#### EXCERPTED DATA

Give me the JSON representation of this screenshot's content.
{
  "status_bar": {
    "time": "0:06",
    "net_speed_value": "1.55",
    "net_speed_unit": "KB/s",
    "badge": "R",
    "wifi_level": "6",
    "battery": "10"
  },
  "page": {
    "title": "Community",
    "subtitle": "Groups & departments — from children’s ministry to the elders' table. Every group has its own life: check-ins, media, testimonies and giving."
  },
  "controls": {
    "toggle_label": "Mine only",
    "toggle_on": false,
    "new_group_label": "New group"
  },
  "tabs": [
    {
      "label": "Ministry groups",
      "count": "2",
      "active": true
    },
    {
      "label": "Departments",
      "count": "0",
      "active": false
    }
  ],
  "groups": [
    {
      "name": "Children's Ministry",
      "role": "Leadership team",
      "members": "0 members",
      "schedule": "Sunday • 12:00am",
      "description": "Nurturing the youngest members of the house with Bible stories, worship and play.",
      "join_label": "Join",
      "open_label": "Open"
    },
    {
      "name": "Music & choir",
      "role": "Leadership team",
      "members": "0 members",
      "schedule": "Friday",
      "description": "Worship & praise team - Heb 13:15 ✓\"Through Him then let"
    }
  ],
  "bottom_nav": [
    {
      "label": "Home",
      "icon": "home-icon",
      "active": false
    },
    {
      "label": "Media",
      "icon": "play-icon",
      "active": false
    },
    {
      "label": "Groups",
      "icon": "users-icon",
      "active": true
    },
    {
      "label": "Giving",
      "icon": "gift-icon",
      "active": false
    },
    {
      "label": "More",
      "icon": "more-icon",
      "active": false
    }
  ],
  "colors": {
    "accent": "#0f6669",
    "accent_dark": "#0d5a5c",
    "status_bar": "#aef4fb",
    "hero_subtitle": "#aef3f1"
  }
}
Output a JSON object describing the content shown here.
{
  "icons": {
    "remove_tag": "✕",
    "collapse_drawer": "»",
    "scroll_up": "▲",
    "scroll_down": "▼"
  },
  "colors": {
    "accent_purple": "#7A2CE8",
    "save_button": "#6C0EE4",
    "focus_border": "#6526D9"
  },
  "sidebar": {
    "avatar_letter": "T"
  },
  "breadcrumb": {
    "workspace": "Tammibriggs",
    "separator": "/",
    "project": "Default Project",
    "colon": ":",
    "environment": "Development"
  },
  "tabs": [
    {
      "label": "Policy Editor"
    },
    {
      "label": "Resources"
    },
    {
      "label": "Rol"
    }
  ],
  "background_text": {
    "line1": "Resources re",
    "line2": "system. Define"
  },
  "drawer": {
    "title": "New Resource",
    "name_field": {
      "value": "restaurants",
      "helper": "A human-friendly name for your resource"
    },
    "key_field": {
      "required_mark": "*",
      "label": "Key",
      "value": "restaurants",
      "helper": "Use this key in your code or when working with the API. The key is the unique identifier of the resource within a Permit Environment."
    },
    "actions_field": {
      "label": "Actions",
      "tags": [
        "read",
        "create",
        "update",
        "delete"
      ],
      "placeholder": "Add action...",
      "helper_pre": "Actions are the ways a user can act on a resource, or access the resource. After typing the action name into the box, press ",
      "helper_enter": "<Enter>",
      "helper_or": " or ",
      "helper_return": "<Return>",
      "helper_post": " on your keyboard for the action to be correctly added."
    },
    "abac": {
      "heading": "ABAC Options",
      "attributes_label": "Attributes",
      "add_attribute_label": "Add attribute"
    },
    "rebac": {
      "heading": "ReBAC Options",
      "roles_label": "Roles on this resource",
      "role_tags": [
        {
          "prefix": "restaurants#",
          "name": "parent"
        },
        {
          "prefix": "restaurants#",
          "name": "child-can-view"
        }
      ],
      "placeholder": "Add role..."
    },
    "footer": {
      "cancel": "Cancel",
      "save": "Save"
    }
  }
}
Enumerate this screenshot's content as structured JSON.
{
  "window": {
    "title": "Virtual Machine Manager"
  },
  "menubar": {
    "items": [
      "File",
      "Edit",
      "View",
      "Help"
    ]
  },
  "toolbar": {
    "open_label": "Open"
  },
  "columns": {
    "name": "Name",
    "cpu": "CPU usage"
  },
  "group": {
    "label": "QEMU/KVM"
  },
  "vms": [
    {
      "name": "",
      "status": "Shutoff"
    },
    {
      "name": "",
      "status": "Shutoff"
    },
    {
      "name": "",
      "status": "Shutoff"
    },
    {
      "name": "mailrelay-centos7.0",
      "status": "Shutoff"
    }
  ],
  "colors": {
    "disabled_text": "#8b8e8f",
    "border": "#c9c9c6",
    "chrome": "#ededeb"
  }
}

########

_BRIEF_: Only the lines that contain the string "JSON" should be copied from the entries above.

_TASK RESULT_:
Give me the JSON representation of this screenshot's content.
Output a JSON object describing the content shown here.
Enumerate this screenshot's content as structured JSON.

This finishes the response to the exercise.